Five Sisley paintings were sold at the November 1 Christie’s Impression and Modern Art Evening Sale in New York at the Rockefeller Plaza, but chances are, you’ve probably never heard of the works. After an extensive search on the internet not one media organisation or art website even bothered to list them, suffice to say that the Sisley paintings sold well. Such is the ignominy endured by arguably the least recognised Impressionist landscape painter. We hunted down the list of Sisley works, noting that the total of five Sisley artworks was sold for a value of $8,544,500 million. The cheapest was Lot 318, Paysage de Printemps--Chemin aux environs de Moret-sur Loing, which sold for $794,500, while the most expensive was La fenaison--Après-midi de juin, 1887, a painting sold by the Art Institute of Chicago for $3,330,500, while the average price was around $1 million.

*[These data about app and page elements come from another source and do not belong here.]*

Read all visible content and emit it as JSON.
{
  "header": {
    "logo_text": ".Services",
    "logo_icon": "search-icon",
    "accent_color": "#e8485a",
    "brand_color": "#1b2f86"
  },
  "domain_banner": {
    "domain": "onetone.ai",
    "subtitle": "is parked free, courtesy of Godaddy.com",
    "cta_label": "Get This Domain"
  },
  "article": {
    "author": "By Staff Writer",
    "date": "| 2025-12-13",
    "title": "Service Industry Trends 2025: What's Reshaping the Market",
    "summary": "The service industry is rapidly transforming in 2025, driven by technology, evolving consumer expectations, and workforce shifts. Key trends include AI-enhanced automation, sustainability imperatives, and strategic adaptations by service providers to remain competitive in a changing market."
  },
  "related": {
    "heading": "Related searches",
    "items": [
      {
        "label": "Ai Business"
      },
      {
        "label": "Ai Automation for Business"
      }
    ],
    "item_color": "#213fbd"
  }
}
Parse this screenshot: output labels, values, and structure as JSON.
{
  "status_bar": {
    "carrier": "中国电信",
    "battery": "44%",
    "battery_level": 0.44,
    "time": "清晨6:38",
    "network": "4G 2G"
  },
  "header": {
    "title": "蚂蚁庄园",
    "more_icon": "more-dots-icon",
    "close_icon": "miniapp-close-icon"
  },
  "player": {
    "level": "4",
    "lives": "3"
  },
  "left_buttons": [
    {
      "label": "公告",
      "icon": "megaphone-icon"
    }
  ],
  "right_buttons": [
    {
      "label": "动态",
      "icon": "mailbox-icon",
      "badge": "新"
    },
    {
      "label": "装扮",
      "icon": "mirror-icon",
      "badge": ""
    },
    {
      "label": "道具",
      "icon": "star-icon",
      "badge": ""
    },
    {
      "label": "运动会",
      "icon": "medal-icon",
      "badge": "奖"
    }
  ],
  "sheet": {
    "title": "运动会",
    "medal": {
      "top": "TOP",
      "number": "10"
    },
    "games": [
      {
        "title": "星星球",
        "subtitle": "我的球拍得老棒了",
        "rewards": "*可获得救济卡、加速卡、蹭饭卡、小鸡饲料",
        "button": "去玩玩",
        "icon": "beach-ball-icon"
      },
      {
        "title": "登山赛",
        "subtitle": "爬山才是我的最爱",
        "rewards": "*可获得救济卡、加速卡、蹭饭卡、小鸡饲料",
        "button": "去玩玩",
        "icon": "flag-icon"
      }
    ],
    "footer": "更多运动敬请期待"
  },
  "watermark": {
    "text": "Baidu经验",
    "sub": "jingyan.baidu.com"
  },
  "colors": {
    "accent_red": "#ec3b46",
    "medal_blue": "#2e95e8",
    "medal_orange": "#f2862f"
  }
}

Why was La fenaison--Après-midi de juin significantly more expensive? For a Sisley works it is unconventional due to its higher viewing point and wider panoramic view. The artist was known to set his easel down commonly at the river bank; this time, however, Sisley chose a grassy meadow higher up, choosing instead to focus on shrubs and tall trees rather than his traditional subject, the river and riverbank. A lone human dots the foreground between two points of foliage with his clothes reflecting the blue hues of the summer sky and distant hills. Sisley’s attention to grass is shown with his rendering of the middle portion of the painting: differing horizontal layers of a dull grass can be seen, below the yellowish hues of the more sunburnt variety. As with all Sisley paintings much attention is paid towards the sky – about 66 per cent of the painting features the blue summer sky scuttled with the bubbly cumulous concoctions of Mother Nature, evidence of the strength of the painting in plain air technique.
Sisley scholars have determined the scene was probably painted from edge of the Forest of Fontainebleau near Les Sablons, looking east toward the Loing or north toward the Seine. Quite a lot of science and research has gone into this. By cross checking letters, journal entries and government records, it is known that Sisley lived at Veneux-Nadon during the time, and favoured the scenes near the hamlet of By at the curve immediately west of Saint-Mammès. Historians believe that after the Sisleys moved to Les Sablons in 1883, Alfred developed an immediate fancy for the meadows further to the south and closer to his new home. His home, of course, was now more in the countryside than any of his previous abodes.
This observation has led scholars to term these cluster of Sisley paintings as his commentary on the idyllic and relatively boring (for city folks) existence of the French peasants. As R. Shone noted in his work Sisley (1992, London, p 142): “The paintings reveal in a more tangible way an increasing solitariness. In the previous decade, at Marly and Louveciennes, there is a continual sense of humming life beyond the edge of the canvas... But in many paintings made at Les Sablons, the note is one of withdrawn simplicity, meditative and undramatic. This is country life... in which the only ‘events’ are a turn in the road or a fallen tree, a local woman on a path or a man standing in a field - the only reason for his presence being the patch of blue provided by his smock against the sunlit earth”. Hear hear!